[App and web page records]
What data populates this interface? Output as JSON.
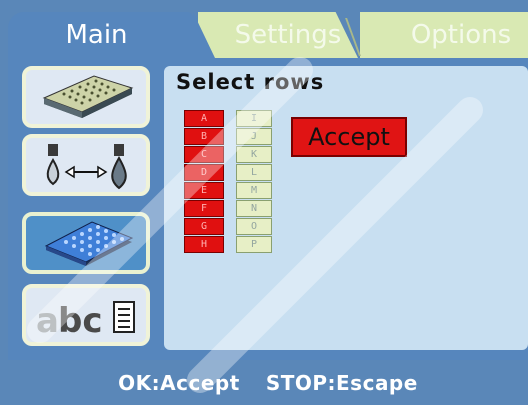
{
  "tabs": [
    {
      "label": "Main",
      "active": true
    },
    {
      "label": "Settings",
      "active": false
    },
    {
      "label": "Options",
      "active": false
    }
  ],
  "sidebar": {
    "items": [
      {
        "name": "plates",
        "icon": "microplate-stack-icon",
        "active": false
      },
      {
        "name": "dispense",
        "icon": "droplet-transfer-icon",
        "active": false
      },
      {
        "name": "plate-selection",
        "icon": "selected-plate-icon",
        "active": true
      },
      {
        "name": "text",
        "icon": "abc-document-icon",
        "active": false
      }
    ]
  },
  "content": {
    "title": "Select rows",
    "rows_left": [
      "A",
      "B",
      "C",
      "D",
      "E",
      "F",
      "G",
      "H"
    ],
    "rows_right": [
      "I",
      "J",
      "K",
      "L",
      "M",
      "N",
      "O",
      "P"
    ],
    "accept_label": "Accept"
  },
  "status_bar": {
    "ok_hint": "OK:Accept",
    "stop_hint": "STOP:Escape"
  },
  "colors": {
    "panel": "#5686bd",
    "content_bg": "#c8dff1",
    "selected_row": "#e01010",
    "unselected_row": "#e7efc6",
    "inactive_tab": "#d9e9b3"
  }
}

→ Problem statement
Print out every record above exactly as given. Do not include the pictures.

→ Output for this task
What data populates this interface? Output as JSON.
{
  "tabs": [
    {
      "label": "Main",
      "active": true
    },
    {
      "label": "Settings",
      "active": false
    },
    {
      "label": "Options",
      "active": false
    }
  ],
  "sidebar": {
    "items": [
      {
        "name": "plates",
        "icon": "microplate-stack-icon",
        "active": false
      },
      {
        "name": "dispense",
        "icon": "droplet-transfer-icon",
        "active": false
      },
      {
        "name": "plate-selection",
        "icon": "selected-plate-icon",
        "active": true
      },
      {
        "name": "text",
        "icon": "abc-document-icon",
        "active": false
      }
    ]
  },
  "content": {
    "title": "Select rows",
    "rows_left": [
      "A",
      "B",
      "C",
      "D",
      "E",
      "F",
      "G",
      "H"
    ],
    "rows_right": [
      "I",
      "J",
      "K",
      "L",
      "M",
      "N",
      "O",
      "P"
    ],
    "accept_label": "Accept"
  },
  "status_bar": {
    "ok_hint": "OK:Accept",
    "stop_hint": "STOP:Escape"
  },
  "colors": {
    "panel": "#5686bd",
    "content_bg": "#c8dff1",
    "selected_row": "#e01010",
    "unselected_row": "#e7efc6",
    "inactive_tab": "#d9e9b3"
  }
}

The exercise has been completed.